“Because you have a lot of product with smaller floor plates, it's more meaningful,” he said. “As opposed to Midtown, for example, where you have larger buildings.”
NY Tech Alliance Executive Director Andy Saldaña said many of his members — who have flocked to Midtown South over the past decade — are rethinking the size of their offices as they move toward a hybrid work-from-home and office plan.
“They're taking a look at it and then evaluating their current workspace, maybe perhaps shrinking a bit their footprint, and then offering these hybrid approaches, especially as they've attracted talent that are now remote,” he said. “[They have] people who have relocated to other places, or they've gotten talent from other places.”
Many of these companies are still remote and still figuring out their plans moving forward.
“While we maintained our office space since the beginning of the pandemic, we’re growing solely remotely at the moment and hiring the best people, wherever they are,” Lindsey Dole, senior vice president of people at proptech company Updater, located at 19 Union Square West, told Bisnow in an email. “Our company can operate remotely, so we're waiting until our team members feel fully comfortable before returning to in-person interactions.”
Seventy-three percent of technology companies predict they will be in the office three days or more, and only 4% say they will be in the office for all five days of the week, according to a recent Savills survey of tech tenants. Some 79% of these companies have employees that have moved away from the market their offices were in prior to the pandemic.
The dearth of small leases stands in stark contrast to the huge year for Big Tech in New York City. Facebook signed a lease for 730K SF at Vornado’s Farley Post Office near Penn Station amid the pandemic after Apple signed a 220K SF lease in February 2020 at Vornado’s 11 Penn Plaza. Amazon purchased the 660K SF 424 Fifth Ave. in Midtown last year just as the pandemic was taking hold in New York, and Google is spending $1B building out a campus in Hudson Square.
Smaller and newer tech companies will likely take up coworking and flex office space throughout the recovery, Saldaña said, and sign fewer direct leases with landlords.
Still, brokers and researchers believe that Midtown South will continue to be a mecca for technology companies even if the size of the space they take up is less than it was pre-pandemic.
“I think Midtown South still will be one of the hot pockets for the TAMI sector,” Kamara said. “Just the type of footprint that those companies are taking in that area, it’s TBD what that shakes out to be.”
Saldaña predicts that New York will continue to be a hub for technology companies, large and small alike, but that the sector will not be concentrated in one submarket moving forward.
The result may be more technology offices opening up around the five boroughs, not just in Midtown South.

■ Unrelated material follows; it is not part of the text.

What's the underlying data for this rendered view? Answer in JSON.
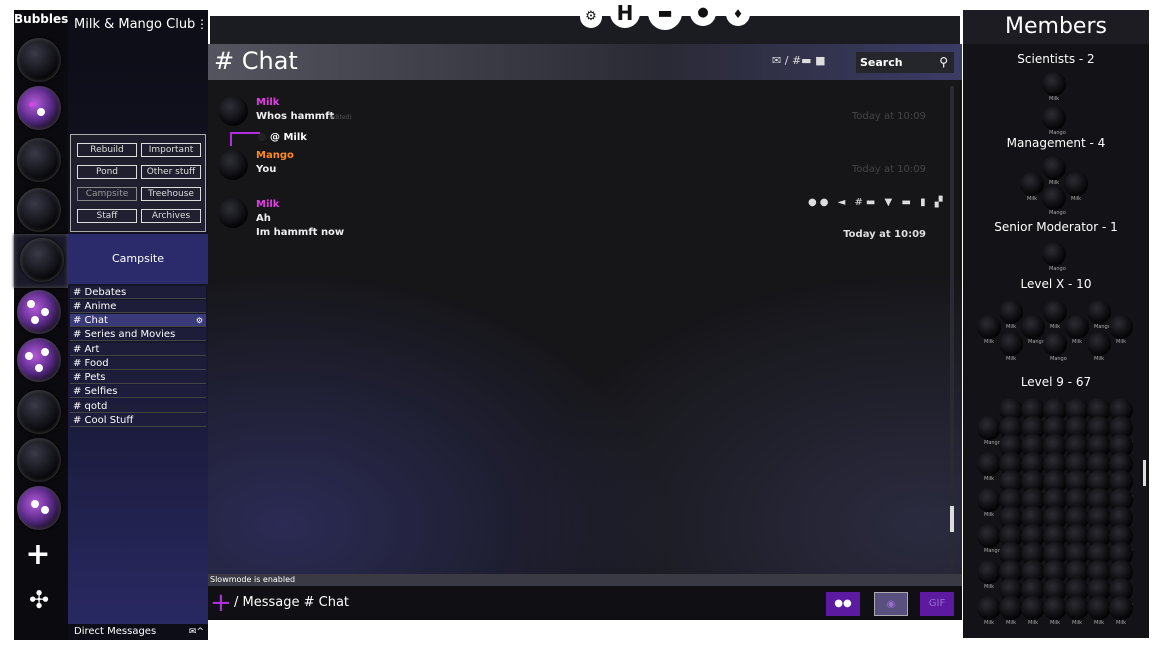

“That centralization of new tech startups is kind of dispersing and it was dispersing prior to Covid,” he said. “And I think it's going to continue, especially as people have uncovered some joy in the neighborhood markets.”